## Instructions to follow
When you retype the data, keep every line exactly as it appears.

Records drawn from a dataset:

<<<<

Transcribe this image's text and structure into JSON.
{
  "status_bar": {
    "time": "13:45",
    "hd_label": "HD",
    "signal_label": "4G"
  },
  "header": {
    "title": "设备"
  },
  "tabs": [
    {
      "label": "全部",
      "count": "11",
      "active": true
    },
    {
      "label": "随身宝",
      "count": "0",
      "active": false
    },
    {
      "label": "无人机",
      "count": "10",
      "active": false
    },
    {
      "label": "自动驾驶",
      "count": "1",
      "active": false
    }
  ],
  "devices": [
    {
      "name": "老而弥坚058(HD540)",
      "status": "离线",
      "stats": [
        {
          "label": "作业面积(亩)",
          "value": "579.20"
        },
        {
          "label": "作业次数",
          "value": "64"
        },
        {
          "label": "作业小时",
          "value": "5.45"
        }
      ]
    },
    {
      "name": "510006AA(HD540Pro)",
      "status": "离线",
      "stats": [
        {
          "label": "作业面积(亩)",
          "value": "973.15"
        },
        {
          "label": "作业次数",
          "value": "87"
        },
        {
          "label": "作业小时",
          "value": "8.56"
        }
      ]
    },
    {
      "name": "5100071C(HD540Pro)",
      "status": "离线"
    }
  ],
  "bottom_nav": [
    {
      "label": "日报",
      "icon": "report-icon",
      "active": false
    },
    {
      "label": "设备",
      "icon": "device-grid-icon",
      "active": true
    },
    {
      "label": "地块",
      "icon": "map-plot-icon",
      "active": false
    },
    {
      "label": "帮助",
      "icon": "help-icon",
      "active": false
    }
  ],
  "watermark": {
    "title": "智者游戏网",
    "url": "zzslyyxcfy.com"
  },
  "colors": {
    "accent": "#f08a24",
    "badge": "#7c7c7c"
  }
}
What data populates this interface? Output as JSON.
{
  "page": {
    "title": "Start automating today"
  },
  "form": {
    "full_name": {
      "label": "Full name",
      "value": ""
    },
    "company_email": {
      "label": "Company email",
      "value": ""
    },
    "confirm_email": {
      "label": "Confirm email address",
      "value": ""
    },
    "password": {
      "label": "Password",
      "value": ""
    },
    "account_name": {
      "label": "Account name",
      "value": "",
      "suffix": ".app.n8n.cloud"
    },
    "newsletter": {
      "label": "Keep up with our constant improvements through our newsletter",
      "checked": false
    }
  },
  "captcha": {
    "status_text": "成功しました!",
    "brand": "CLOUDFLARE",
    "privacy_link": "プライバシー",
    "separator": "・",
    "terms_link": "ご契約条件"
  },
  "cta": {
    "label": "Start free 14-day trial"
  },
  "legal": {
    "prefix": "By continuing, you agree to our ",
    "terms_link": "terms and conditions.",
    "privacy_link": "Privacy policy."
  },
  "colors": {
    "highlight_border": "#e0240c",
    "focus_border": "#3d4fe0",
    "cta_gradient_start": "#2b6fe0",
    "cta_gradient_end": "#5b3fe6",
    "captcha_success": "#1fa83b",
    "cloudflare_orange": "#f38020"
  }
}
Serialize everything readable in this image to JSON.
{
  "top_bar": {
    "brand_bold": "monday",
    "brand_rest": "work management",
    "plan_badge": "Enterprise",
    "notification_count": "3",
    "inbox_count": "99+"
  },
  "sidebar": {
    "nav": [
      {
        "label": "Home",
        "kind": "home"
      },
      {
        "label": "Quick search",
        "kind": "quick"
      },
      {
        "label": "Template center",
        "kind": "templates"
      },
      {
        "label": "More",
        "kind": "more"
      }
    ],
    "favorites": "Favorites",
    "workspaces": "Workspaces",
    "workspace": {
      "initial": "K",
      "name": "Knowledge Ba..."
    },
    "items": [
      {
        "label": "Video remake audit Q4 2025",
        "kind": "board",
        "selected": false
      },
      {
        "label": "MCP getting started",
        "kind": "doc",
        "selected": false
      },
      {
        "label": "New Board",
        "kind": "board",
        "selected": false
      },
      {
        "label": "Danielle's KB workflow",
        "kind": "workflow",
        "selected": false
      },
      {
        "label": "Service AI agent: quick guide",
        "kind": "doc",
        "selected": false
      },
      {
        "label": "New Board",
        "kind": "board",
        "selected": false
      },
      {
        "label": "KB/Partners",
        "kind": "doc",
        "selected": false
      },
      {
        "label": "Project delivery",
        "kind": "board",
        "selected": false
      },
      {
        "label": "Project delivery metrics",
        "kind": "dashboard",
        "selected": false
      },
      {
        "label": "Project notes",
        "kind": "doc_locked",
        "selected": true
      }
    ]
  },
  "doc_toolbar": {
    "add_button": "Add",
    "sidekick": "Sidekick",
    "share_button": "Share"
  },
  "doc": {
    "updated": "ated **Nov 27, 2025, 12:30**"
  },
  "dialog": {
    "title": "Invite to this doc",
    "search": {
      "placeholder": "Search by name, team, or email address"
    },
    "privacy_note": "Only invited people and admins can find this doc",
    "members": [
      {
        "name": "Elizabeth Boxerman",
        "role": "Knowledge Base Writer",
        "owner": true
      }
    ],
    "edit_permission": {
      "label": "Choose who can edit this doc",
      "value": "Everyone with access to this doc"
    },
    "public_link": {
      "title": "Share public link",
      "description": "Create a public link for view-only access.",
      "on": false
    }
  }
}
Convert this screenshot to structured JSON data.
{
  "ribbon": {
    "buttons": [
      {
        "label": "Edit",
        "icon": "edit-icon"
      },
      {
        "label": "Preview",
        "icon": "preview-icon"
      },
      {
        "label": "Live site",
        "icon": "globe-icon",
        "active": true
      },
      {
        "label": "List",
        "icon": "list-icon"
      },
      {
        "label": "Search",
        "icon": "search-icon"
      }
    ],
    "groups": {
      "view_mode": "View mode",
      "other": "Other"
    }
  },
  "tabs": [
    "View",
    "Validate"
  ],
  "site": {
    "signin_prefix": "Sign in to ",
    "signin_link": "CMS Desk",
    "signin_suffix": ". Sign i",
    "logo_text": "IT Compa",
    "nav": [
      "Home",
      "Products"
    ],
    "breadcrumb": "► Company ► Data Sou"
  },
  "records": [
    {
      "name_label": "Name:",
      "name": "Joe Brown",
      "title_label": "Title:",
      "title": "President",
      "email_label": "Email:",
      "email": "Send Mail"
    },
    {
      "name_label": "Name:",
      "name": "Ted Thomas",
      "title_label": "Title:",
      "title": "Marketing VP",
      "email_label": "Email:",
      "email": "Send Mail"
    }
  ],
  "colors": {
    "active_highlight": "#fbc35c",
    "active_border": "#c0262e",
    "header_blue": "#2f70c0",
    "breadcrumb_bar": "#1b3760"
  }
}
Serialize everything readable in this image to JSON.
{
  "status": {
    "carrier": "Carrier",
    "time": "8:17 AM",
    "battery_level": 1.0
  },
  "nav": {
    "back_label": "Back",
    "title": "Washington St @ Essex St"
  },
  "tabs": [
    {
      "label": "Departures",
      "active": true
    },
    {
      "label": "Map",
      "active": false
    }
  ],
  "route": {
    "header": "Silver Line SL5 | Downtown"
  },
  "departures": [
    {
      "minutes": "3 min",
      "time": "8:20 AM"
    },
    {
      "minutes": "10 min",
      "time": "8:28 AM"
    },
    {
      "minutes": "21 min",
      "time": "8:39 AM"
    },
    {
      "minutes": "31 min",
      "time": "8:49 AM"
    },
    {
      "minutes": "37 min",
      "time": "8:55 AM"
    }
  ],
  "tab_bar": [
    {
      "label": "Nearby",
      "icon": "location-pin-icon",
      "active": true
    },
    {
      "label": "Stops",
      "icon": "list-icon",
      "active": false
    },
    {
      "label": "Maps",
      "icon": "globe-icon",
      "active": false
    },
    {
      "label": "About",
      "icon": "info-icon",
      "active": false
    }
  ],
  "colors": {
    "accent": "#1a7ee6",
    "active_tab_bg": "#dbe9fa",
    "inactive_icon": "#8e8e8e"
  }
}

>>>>

## Response to the task
Transcribe this image's text and structure into JSON.
{
  "status_bar": {
    "time": "13:45",
    "hd_label": "HD",
    "signal_label": "4G"
  },
  "header": {
    "title": "设备"
  },
  "tabs": [
    {
      "label": "全部",
      "count": "11",
      "active": true
    },
    {
      "label": "随身宝",
      "count": "0",
      "active": false
    },
    {
      "label": "无人机",
      "count": "10",
      "active": false
    },
    {
      "label": "自动驾驶",
      "count": "1",
      "active": false
    }
  ],
  "devices": [
    {
      "name": "老而弥坚058(HD540)",
      "status": "离线",
      "stats": [
        {
          "label": "作业面积(亩)",
          "value": "579.20"
        },
        {
          "label": "作业次数",
          "value": "64"
        },
        {
          "label": "作业小时",
          "value": "5.45"
        }
      ]
    },
    {
      "name": "510006AA(HD540Pro)",
      "status": "离线",
      "stats": [
        {
          "label": "作业面积(亩)",
          "value": "973.15"
        },
        {
          "label": "作业次数",
          "value": "87"
        },
        {
          "label": "作业小时",
          "value": "8.56"
        }
      ]
    },
    {
      "name": "5100071C(HD540Pro)",
      "status": "离线"
    }
  ],
  "bottom_nav": [
    {
      "label": "日报",
      "icon": "report-icon",
      "active": false
    },
    {
      "label": "设备",
      "icon": "device-grid-icon",
      "active": true
    },
    {
      "label": "地块",
      "icon": "map-plot-icon",
      "active": false
    },
    {
      "label": "帮助",
      "icon": "help-icon",
      "active": false
    }
  ],
  "watermark": {
    "title": "智者游戏网",
    "url": "zzslyyxcfy.com"
  },
  "colors": {
    "accent": "#f08a24",
    "badge": "#7c7c7c"
  }
}
What data populates this interface? Output as JSON.
{
  "page": {
    "title": "Start automating today"
  },
  "form": {
    "full_name": {
      "label": "Full name",
      "value": ""
    },
    "company_email": {
      "label": "Company email",
      "value": ""
    },
    "confirm_email": {
      "label": "Confirm email address",
      "value": ""
    },
    "password": {
      "label": "Password",
      "value": ""
    },
    "account_name": {
      "label": "Account name",
      "value": "",
      "suffix": ".app.n8n.cloud"
    },
    "newsletter": {
      "label": "Keep up with our constant improvements through our newsletter",
      "checked": false
    }
  },
  "captcha": {
    "status_text": "成功しました!",
    "brand": "CLOUDFLARE",
    "privacy_link": "プライバシー",
    "separator": "・",
    "terms_link": "ご契約条件"
  },
  "cta": {
    "label": "Start free 14-day trial"
  },
  "legal": {
    "prefix": "By continuing, you agree to our ",
    "terms_link": "terms and conditions.",
    "privacy_link": "Privacy policy."
  },
  "colors": {
    "highlight_border": "#e0240c",
    "focus_border": "#3d4fe0",
    "cta_gradient_start": "#2b6fe0",
    "cta_gradient_end": "#5b3fe6",
    "captcha_success": "#1fa83b",
    "cloudflare_orange": "#f38020"
  }
}
Serialize everything readable in this image to JSON.
{
  "top_bar": {
    "brand_bold": "monday",
    "brand_rest": "work management",
    "plan_badge": "Enterprise",
    "notification_count": "3",
    "inbox_count": "99+"
  },
  "sidebar": {
    "nav": [
      {
        "label": "Home",
        "kind": "home"
      },
      {
        "label": "Quick search",
        "kind": "quick"
      },
      {
        "label": "Template center",
        "kind": "templates"
      },
      {
        "label": "More",
        "kind": "more"
      }
    ],
    "favorites": "Favorites",
    "workspaces": "Workspaces",
    "workspace": {
      "initial": "K",
      "name": "Knowledge Ba..."
    },
    "items": [
      {
        "label": "Video remake audit Q4 2025",
        "kind": "board",
        "selected": false
      },
      {
        "label": "MCP getting started",
        "kind": "doc",
        "selected": false
      },
      {
        "label": "New Board",
        "kind": "board",
        "selected": false
      },
      {
        "label": "Danielle's KB workflow",
        "kind": "workflow",
        "selected": false
      },
      {
        "label": "Service AI agent: quick guide",
        "kind": "doc",
        "selected": false
      },
      {
        "label": "New Board",
        "kind": "board",
        "selected": false
      },
      {
        "label": "KB/Partners",
        "kind": "doc",
        "selected": false
      },
      {
        "label": "Project delivery",
        "kind": "board",
        "selected": false
      },
      {
        "label": "Project delivery metrics",
        "kind": "dashboard",
        "selected": false
      },
      {
        "label": "Project notes",
        "kind": "doc_locked",
        "selected": true
      }
    ]
  },
  "doc_toolbar": {
    "add_button": "Add",
    "sidekick": "Sidekick",
    "share_button": "Share"
  },
  "doc": {
    "updated": "ated **Nov 27, 2025, 12:30**"
  },
  "dialog": {
    "title": "Invite to this doc",
    "search": {
      "placeholder": "Search by name, team, or email address"
    },
    "privacy_note": "Only invited people and admins can find this doc",
    "members": [
      {
        "name": "Elizabeth Boxerman",
        "role": "Knowledge Base Writer",
        "owner": true
      }
    ],
    "edit_permission": {
      "label": "Choose who can edit this doc",
      "value": "Everyone with access to this doc"
    },
    "public_link": {
      "title": "Share public link",
      "description": "Create a public link for view-only access.",
      "on": false
    }
  }
}
Convert this screenshot to structured JSON data.
{
  "ribbon": {
    "buttons": [
      {
        "label": "Edit",
        "icon": "edit-icon"
      },
      {
        "label": "Preview",
        "icon": "preview-icon"
      },
      {
        "label": "Live site",
        "icon": "globe-icon",
        "active": true
      },
      {
        "label": "List",
        "icon": "list-icon"
      },
      {
        "label": "Search",
        "icon": "search-icon"
      }
    ],
    "groups": {
      "view_mode": "View mode",
      "other": "Other"
    }
  },
  "tabs": [
    "View",
    "Validate"
  ],
  "site": {
    "signin_prefix": "Sign in to ",
    "signin_link": "CMS Desk",
    "signin_suffix": ". Sign i",
    "logo_text": "IT Compa",
    "nav": [
      "Home",
      "Products"
    ],
    "breadcrumb": "► Company ► Data Sou"
  },
  "records": [
    {
      "name_label": "Name:",
      "name": "Joe Brown",
      "title_label": "Title:",
      "title": "President",
      "email_label": "Email:",
      "email": "Send Mail"
    },
    {
      "name_label": "Name:",
      "name": "Ted Thomas",
      "title_label": "Title:",
      "title": "Marketing VP",
      "email_label": "Email:",
      "email": "Send Mail"
    }
  ],
  "colors": {
    "active_highlight": "#fbc35c",
    "active_border": "#c0262e",
    "header_blue": "#2f70c0",
    "breadcrumb_bar": "#1b3760"
  }
}
Serialize everything readable in this image to JSON.
{
  "status": {
    "carrier": "Carrier",
    "time": "8:17 AM",
    "battery_level": 1.0
  },
  "nav": {
    "back_label": "Back",
    "title": "Washington St @ Essex St"
  },
  "tabs": [
    {
      "label": "Departures",
      "active": true
    },
    {
      "label": "Map",
      "active": false
    }
  ],
  "route": {
    "header": "Silver Line SL5 | Downtown"
  },
  "departures": [
    {
      "minutes": "3 min",
      "time": "8:20 AM"
    },
    {
      "minutes": "10 min",
      "time": "8:28 AM"
    },
    {
      "minutes": "21 min",
      "time": "8:39 AM"
    },
    {
      "minutes": "31 min",
      "time": "8:49 AM"
    },
    {
      "minutes": "37 min",
      "time": "8:55 AM"
    }
  ],
  "tab_bar": [
    {
      "label": "Nearby",
      "icon": "location-pin-icon",
      "active": true
    },
    {
      "label": "Stops",
      "icon": "list-icon",
      "active": false
    },
    {
      "label": "Maps",
      "icon": "globe-icon",
      "active": false
    },
    {
      "label": "About",
      "icon": "info-icon",
      "active": false
    }
  ],
  "colors": {
    "accent": "#1a7ee6",
    "active_tab_bg": "#dbe9fa",
    "inactive_icon": "#8e8e8e"
  }
}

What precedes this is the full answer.